By Brendan Clemente This past March, Duke Law’s Professor Brandon Garrett released his newest book, Autopsy of a Crime Lab: Exposing the Flaws in Forensics. Professor Garrett founded the Wilson Center for Science and Justice and studies the use of forensic evidence in criminal cases. Brendan Clemente, Duke Law & Technology Review’s (DLTR) Managing Editor, sat down with Professor Garrett to discuss the book. Thank you for joining DLTR to discuss your new book, Autopsy of a Crime Lab: Exposing the Flaws in Forensics. What made you want to delve into this topic in this book? My introduction to forensics came after law school. I took evidence in law school, for which I am glad now that I am now teaching it. We did not cover expert evidence. I did not take law and science classes, and I went to law school having turned away from math and science, like most of us lawyers do. When I was in practice, I worked at a civil rights firm where there were two types of cases one could gravitate toward: police brutality cases and wrongful conviction cases. I told the partners I wanted to work on the police brutality cases. The wrongful

Food for Thought: Intellectual Property Protection for Recipes and Food Designs

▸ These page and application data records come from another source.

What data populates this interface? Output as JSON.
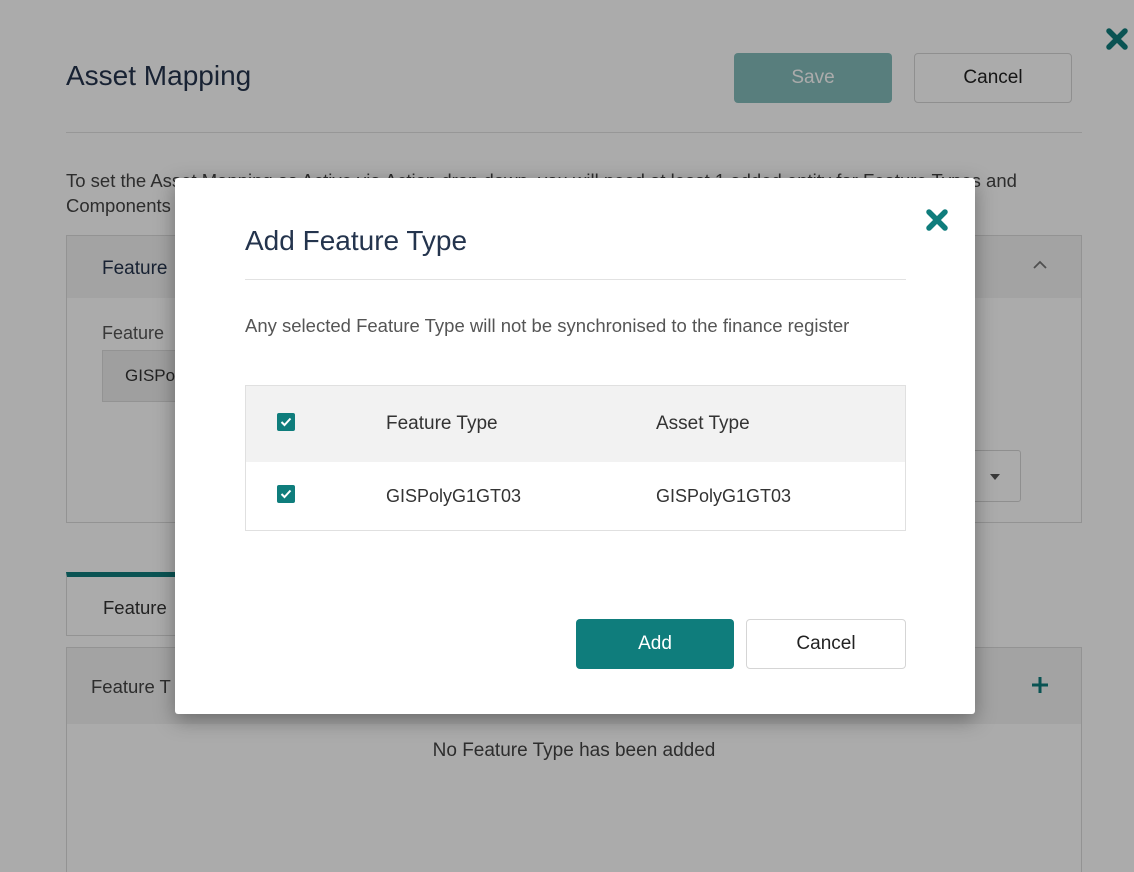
{
  "page": {
    "title": "Asset Mapping",
    "save_label": "Save",
    "cancel_label": "Cancel",
    "info_text": "To set the Asset Mapping as Active via Action drop down, you will need at least 1 added entity for Feature Types and Components",
    "details": {
      "title": "Feature",
      "field_label": "Feature",
      "field_value": "GISPo"
    },
    "tab_label": "Feature",
    "list": {
      "header_label": "Feature T",
      "empty_text": "No Feature Type has been added"
    }
  },
  "modal": {
    "title": "Add Feature Type",
    "notice": "Any selected Feature Type will not be synchronised to the finance register",
    "columns": {
      "feature_type": "Feature Type",
      "asset_type": "Asset Type"
    },
    "rows": [
      {
        "feature_type": "GISPolyG1GT03",
        "asset_type": "GISPolyG1GT03",
        "checked": true
      }
    ],
    "add_label": "Add",
    "cancel_label": "Cancel"
  },
  "colors": {
    "accent": "#0f7d7c",
    "heading": "#24344d"
  },
  "icons": {
    "close": "close-x-icon",
    "checkbox": "checkbox-checked-icon",
    "collapse": "chevron-up-icon",
    "add": "plus-icon",
    "dropdown": "caret-down-icon"
  }
}
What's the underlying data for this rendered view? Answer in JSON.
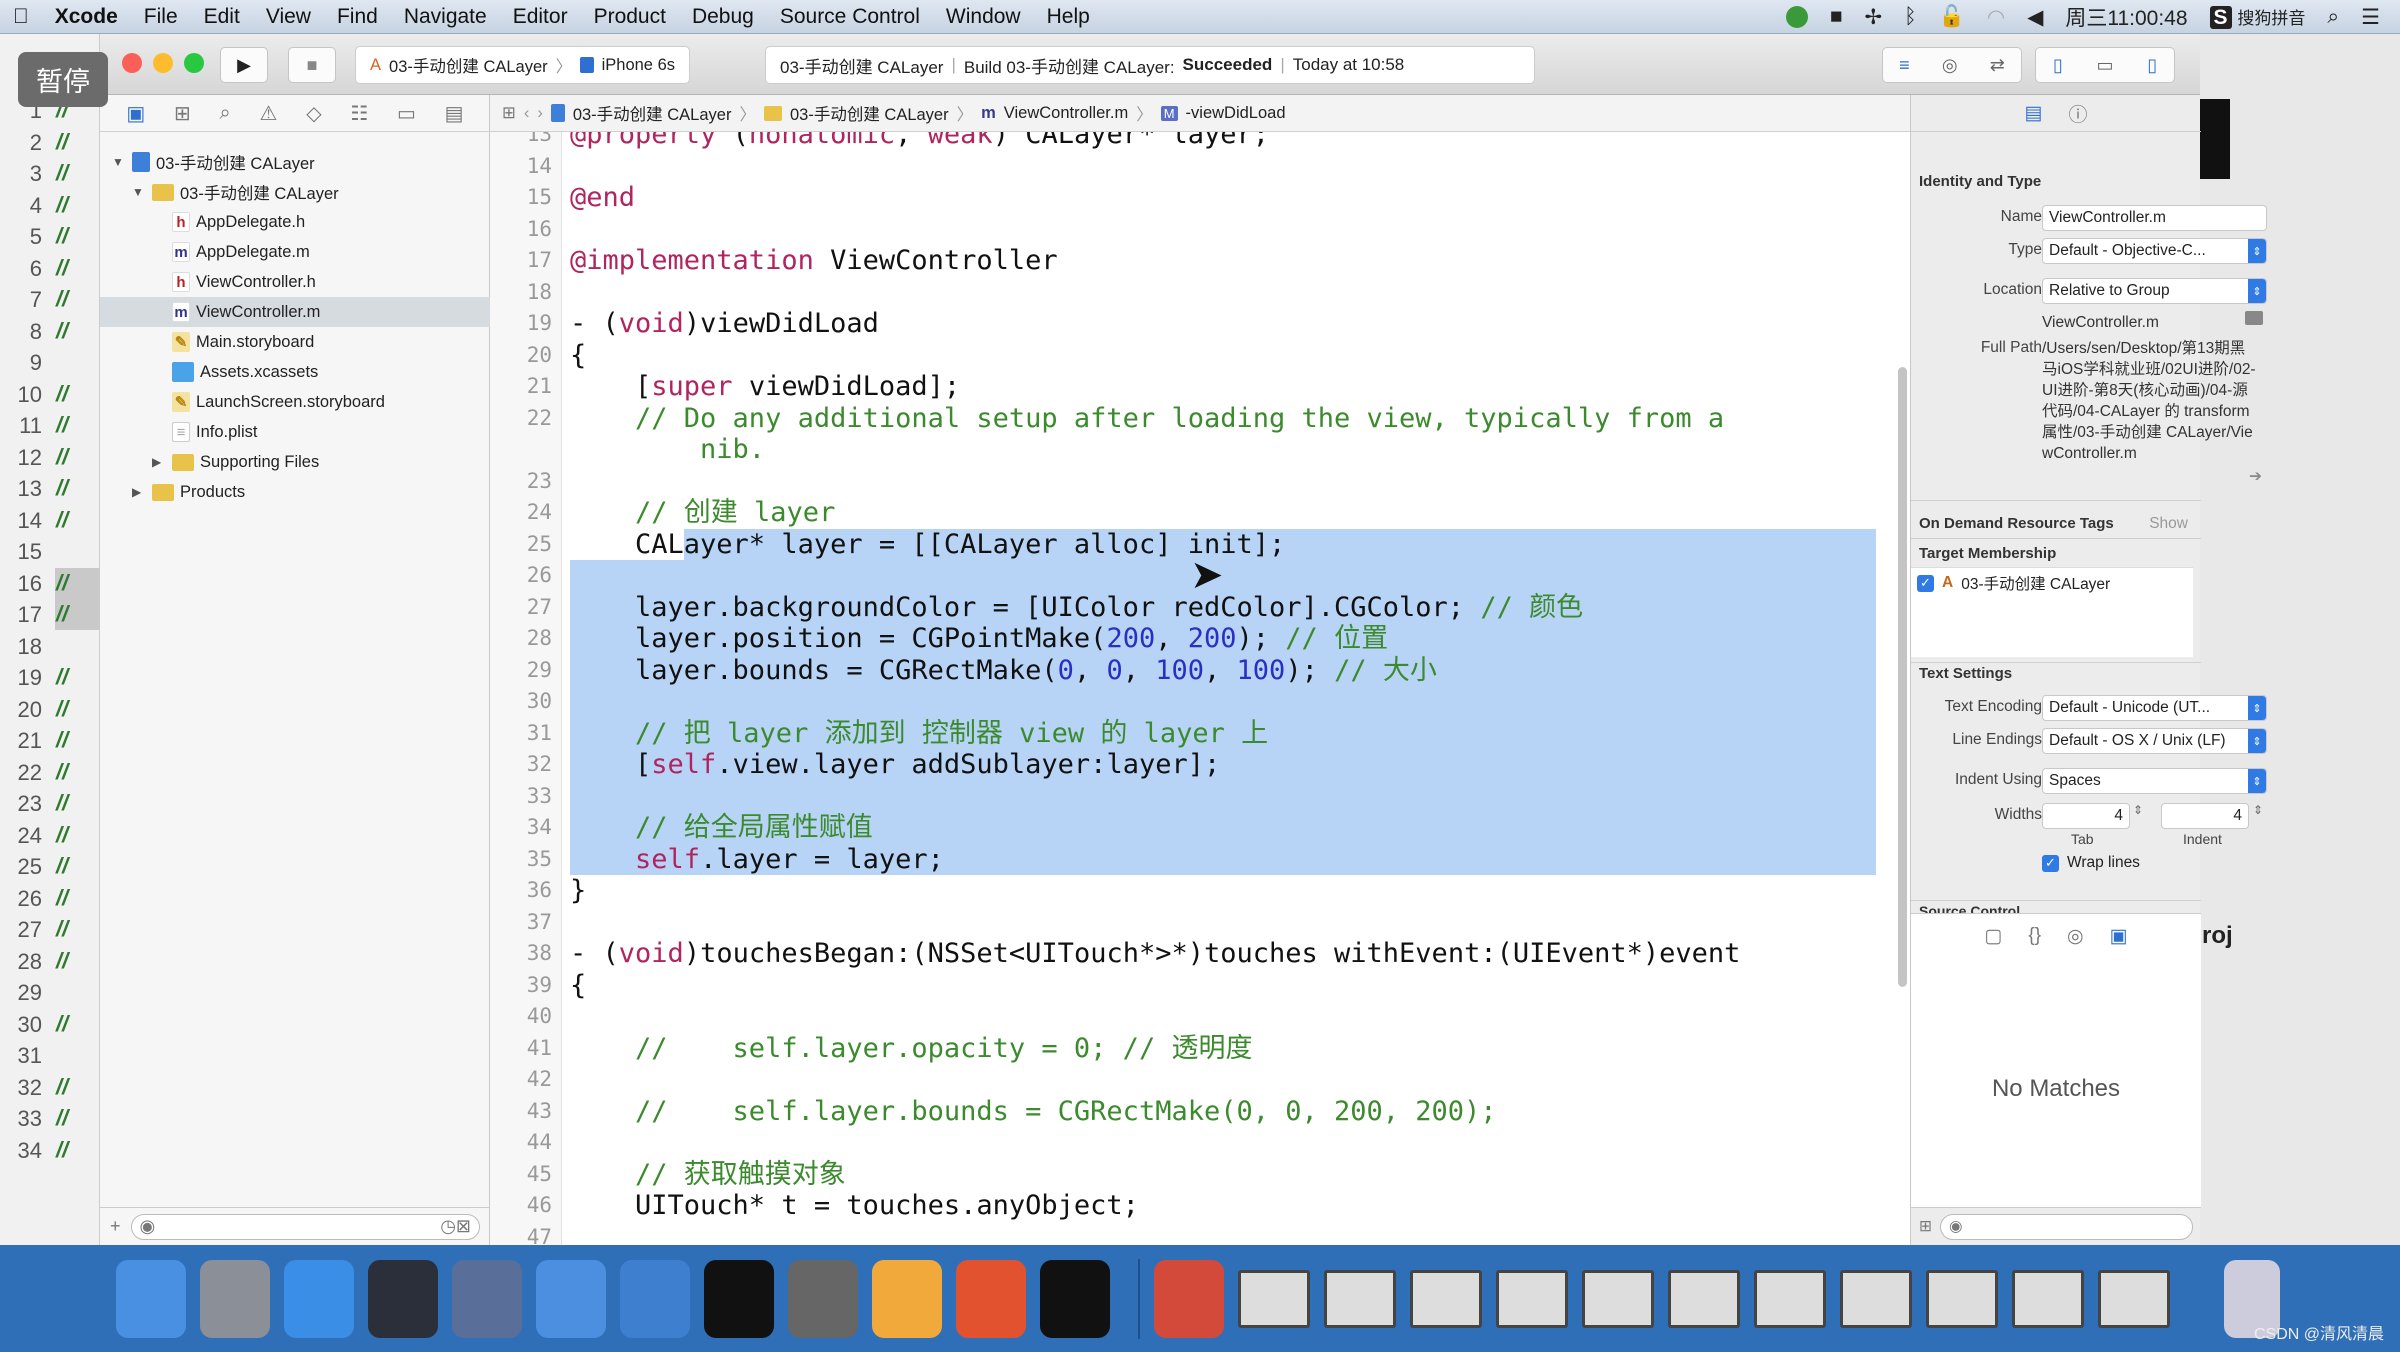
{
  "menubar": {
    "app": "Xcode",
    "items": [
      "File",
      "Edit",
      "View",
      "Find",
      "Navigate",
      "Editor",
      "Product",
      "Debug",
      "Source Control",
      "Window",
      "Help"
    ],
    "clock": "周三11:00:48",
    "ime": "搜狗拼音"
  },
  "overlay": {
    "pause": "暂停"
  },
  "background_gutter": [
    {
      "n": "1",
      "s": "//"
    },
    {
      "n": "2",
      "s": "//"
    },
    {
      "n": "3",
      "s": "//"
    },
    {
      "n": "4",
      "s": "//"
    },
    {
      "n": "5",
      "s": "//"
    },
    {
      "n": "6",
      "s": "//"
    },
    {
      "n": "7",
      "s": "//"
    },
    {
      "n": "8",
      "s": "//"
    },
    {
      "n": "9",
      "s": ""
    },
    {
      "n": "10",
      "s": "//"
    },
    {
      "n": "11",
      "s": "//"
    },
    {
      "n": "12",
      "s": "//"
    },
    {
      "n": "13",
      "s": "//"
    },
    {
      "n": "14",
      "s": "//"
    },
    {
      "n": "15",
      "s": ""
    },
    {
      "n": "16",
      "s": "//",
      "hl": true
    },
    {
      "n": "17",
      "s": "//",
      "hl": true
    },
    {
      "n": "18",
      "s": ""
    },
    {
      "n": "19",
      "s": "//"
    },
    {
      "n": "20",
      "s": "//"
    },
    {
      "n": "21",
      "s": "//"
    },
    {
      "n": "22",
      "s": "//"
    },
    {
      "n": "23",
      "s": "//"
    },
    {
      "n": "24",
      "s": "//"
    },
    {
      "n": "25",
      "s": "//"
    },
    {
      "n": "26",
      "s": "//"
    },
    {
      "n": "27",
      "s": "//"
    },
    {
      "n": "28",
      "s": "//"
    },
    {
      "n": "29",
      "s": ""
    },
    {
      "n": "30",
      "s": "//"
    },
    {
      "n": "31",
      "s": ""
    },
    {
      "n": "32",
      "s": "//"
    },
    {
      "n": "33",
      "s": "//"
    },
    {
      "n": "34",
      "s": "//"
    }
  ],
  "toolbar": {
    "scheme": "03-手动创建 CALayer",
    "device": "iPhone 6s",
    "status_project": "03-手动创建 CALayer",
    "status_build": "Build 03-手动创建 CALayer:",
    "status_result": "Succeeded",
    "status_time": "Today at 10:58"
  },
  "navigator": {
    "tree": [
      {
        "label": "03-手动创建 CALayer",
        "level": 0,
        "icon": "project",
        "open": true
      },
      {
        "label": "03-手动创建 CALayer",
        "level": 1,
        "icon": "folder",
        "open": true
      },
      {
        "label": "AppDelegate.h",
        "level": 2,
        "icon": "h"
      },
      {
        "label": "AppDelegate.m",
        "level": 2,
        "icon": "m"
      },
      {
        "label": "ViewController.h",
        "level": 2,
        "icon": "h"
      },
      {
        "label": "ViewController.m",
        "level": 2,
        "icon": "m",
        "selected": true
      },
      {
        "label": "Main.storyboard",
        "level": 2,
        "icon": "storyboard"
      },
      {
        "label": "Assets.xcassets",
        "level": 2,
        "icon": "assets"
      },
      {
        "label": "LaunchScreen.storyboard",
        "level": 2,
        "icon": "storyboard"
      },
      {
        "label": "Info.plist",
        "level": 2,
        "icon": "plist"
      },
      {
        "label": "Supporting Files",
        "level": 2,
        "icon": "folder",
        "open": false
      },
      {
        "label": "Products",
        "level": 1,
        "icon": "folder",
        "open": false
      }
    ]
  },
  "jumpbar": [
    "03-手动创建 CALayer",
    "03-手动创建 CALayer",
    "ViewController.m",
    "-viewDidLoad"
  ],
  "code": [
    {
      "n": "13",
      "segs": [
        [
          "@property",
          "kw"
        ],
        [
          " (",
          ""
        ],
        [
          "nonatomic",
          "kw"
        ],
        [
          ", ",
          ""
        ],
        [
          "weak",
          "kw"
        ],
        [
          ") CALayer* layer;",
          ""
        ]
      ]
    },
    {
      "n": "14",
      "segs": []
    },
    {
      "n": "15",
      "segs": [
        [
          "@end",
          "kw"
        ]
      ]
    },
    {
      "n": "16",
      "segs": []
    },
    {
      "n": "17",
      "segs": [
        [
          "@implementation",
          "kw"
        ],
        [
          " ViewController",
          ""
        ]
      ]
    },
    {
      "n": "18",
      "segs": []
    },
    {
      "n": "19",
      "segs": [
        [
          "- (",
          ""
        ],
        [
          "void",
          "kw"
        ],
        [
          ")viewDidLoad",
          ""
        ]
      ]
    },
    {
      "n": "20",
      "segs": [
        [
          "{",
          ""
        ]
      ]
    },
    {
      "n": "21",
      "segs": [
        [
          "    [",
          ""
        ],
        [
          "super",
          "kw"
        ],
        [
          " viewDidLoad];",
          ""
        ]
      ]
    },
    {
      "n": "22",
      "segs": [
        [
          "    // Do any additional setup after loading the view, typically from a",
          "cm"
        ]
      ]
    },
    {
      "n": "",
      "segs": [
        [
          "        nib.",
          "cm"
        ]
      ]
    },
    {
      "n": "23",
      "segs": []
    },
    {
      "n": "24",
      "segs": [
        [
          "    // 创建 layer",
          "cm"
        ]
      ]
    },
    {
      "n": "25",
      "segs": [
        [
          "    CALayer* layer = [[CALayer alloc] init];",
          ""
        ]
      ]
    },
    {
      "n": "26",
      "segs": []
    },
    {
      "n": "27",
      "segs": [
        [
          "    layer.backgroundColor = [UIColor redColor].CGColor; ",
          ""
        ],
        [
          "// 颜色",
          "cm"
        ]
      ]
    },
    {
      "n": "28",
      "segs": [
        [
          "    layer.position = CGPointMake(",
          ""
        ],
        [
          "200",
          "nm"
        ],
        [
          ", ",
          ""
        ],
        [
          "200",
          "nm"
        ],
        [
          "); ",
          ""
        ],
        [
          "// 位置",
          "cm"
        ]
      ]
    },
    {
      "n": "29",
      "segs": [
        [
          "    layer.bounds = CGRectMake(",
          ""
        ],
        [
          "0",
          "nm"
        ],
        [
          ", ",
          ""
        ],
        [
          "0",
          "nm"
        ],
        [
          ", ",
          ""
        ],
        [
          "100",
          "nm"
        ],
        [
          ", ",
          ""
        ],
        [
          "100",
          "nm"
        ],
        [
          "); ",
          ""
        ],
        [
          "// 大小",
          "cm"
        ]
      ]
    },
    {
      "n": "30",
      "segs": []
    },
    {
      "n": "31",
      "segs": [
        [
          "    // 把 layer 添加到 控制器 view 的 layer 上",
          "cm"
        ]
      ]
    },
    {
      "n": "32",
      "segs": [
        [
          "    [",
          ""
        ],
        [
          "self",
          "kw"
        ],
        [
          ".view.layer addSublayer:layer];",
          ""
        ]
      ]
    },
    {
      "n": "33",
      "segs": []
    },
    {
      "n": "34",
      "segs": [
        [
          "    // 给全局属性赋值",
          "cm"
        ]
      ]
    },
    {
      "n": "35",
      "segs": [
        [
          "    ",
          ""
        ],
        [
          "self",
          "kw"
        ],
        [
          ".layer = layer;",
          ""
        ]
      ]
    },
    {
      "n": "36",
      "segs": [
        [
          "}",
          ""
        ]
      ]
    },
    {
      "n": "37",
      "segs": []
    },
    {
      "n": "38",
      "segs": [
        [
          "- (",
          ""
        ],
        [
          "void",
          "kw"
        ],
        [
          ")touchesBegan:(NSSet<UITouch*>*)touches withEvent:(UIEvent*)event",
          ""
        ]
      ]
    },
    {
      "n": "39",
      "segs": [
        [
          "{",
          ""
        ]
      ]
    },
    {
      "n": "40",
      "segs": []
    },
    {
      "n": "41",
      "segs": [
        [
          "    //    self.layer.opacity = 0; // 透明度",
          "cm"
        ]
      ]
    },
    {
      "n": "42",
      "segs": []
    },
    {
      "n": "43",
      "segs": [
        [
          "    //    self.layer.bounds = CGRectMake(0, 0, 200, 200);",
          "cm"
        ]
      ]
    },
    {
      "n": "44",
      "segs": []
    },
    {
      "n": "45",
      "segs": [
        [
          "    // 获取触摸对象",
          "cm"
        ]
      ]
    },
    {
      "n": "46",
      "segs": [
        [
          "    UITouch* t = touches.anyObject;",
          ""
        ]
      ]
    },
    {
      "n": "47",
      "segs": []
    }
  ],
  "inspector": {
    "identity_title": "Identity and Type",
    "name_label": "Name",
    "name_value": "ViewController.m",
    "type_label": "Type",
    "type_value": "Default - Objective-C...",
    "location_label": "Location",
    "location_value": "Relative to Group",
    "location_file": "ViewController.m",
    "fullpath_label": "Full Path",
    "fullpath_value": "/Users/sen/Desktop/第13期黑马iOS学科就业班/02UI进阶/02-UI进阶-第8天(核心动画)/04-源代码/04-CALayer 的 transform 属性/03-手动创建 CALayer/ViewController.m",
    "odr_title": "On Demand Resource Tags",
    "odr_show": "Show",
    "target_title": "Target Membership",
    "target_item": "03-手动创建 CALayer",
    "text_title": "Text Settings",
    "encoding_label": "Text Encoding",
    "encoding_value": "Default - Unicode (UT...",
    "endings_label": "Line Endings",
    "endings_value": "Default - OS X / Unix (LF)",
    "indent_label": "Indent Using",
    "indent_value": "Spaces",
    "widths_label": "Widths",
    "tab_value": "4",
    "indent_width_value": "4",
    "tab_caption": "Tab",
    "indent_caption": "Indent",
    "wrap_label": "Wrap lines",
    "wrap_checked": true,
    "source_control_title": "Source Control",
    "library_empty": "No Matches"
  },
  "right_background": {
    "fragment": "roj"
  },
  "dock": [
    "Finder",
    "Launchpad",
    "Safari",
    "Mouse",
    "Photo Slideshow",
    "Xcode",
    "Instruments",
    "Terminal",
    "System Preferences",
    "Sketch",
    "P App",
    "Console",
    "QuickTime"
  ],
  "watermark": "CSDN @清风清晨"
}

By: Kurt M. Saunders and Valerie Flugge As any chef will tell you, cooking and food preparation is a creative, sometimes innovative, endeavor. Much thought and time is invested in selecting ingredients, developing the process for preparing the dish, and designing an interesting or appealing look and feel for a food item. If this is true, then it should come as no surprise that recipes, food designs, and other culinary creations can be protected by various forms of intellectual property, namely: trade secrets, design and utility patents, trade dress, but usually not copyright. This article considers how intellectual property law has been applied to protect recipes and food designs, along with broader issues relating to how these rights may overlap and their implications for competition. Download Full Article (PDF) Cite: 19 Duke L. & Tech. Rev. 159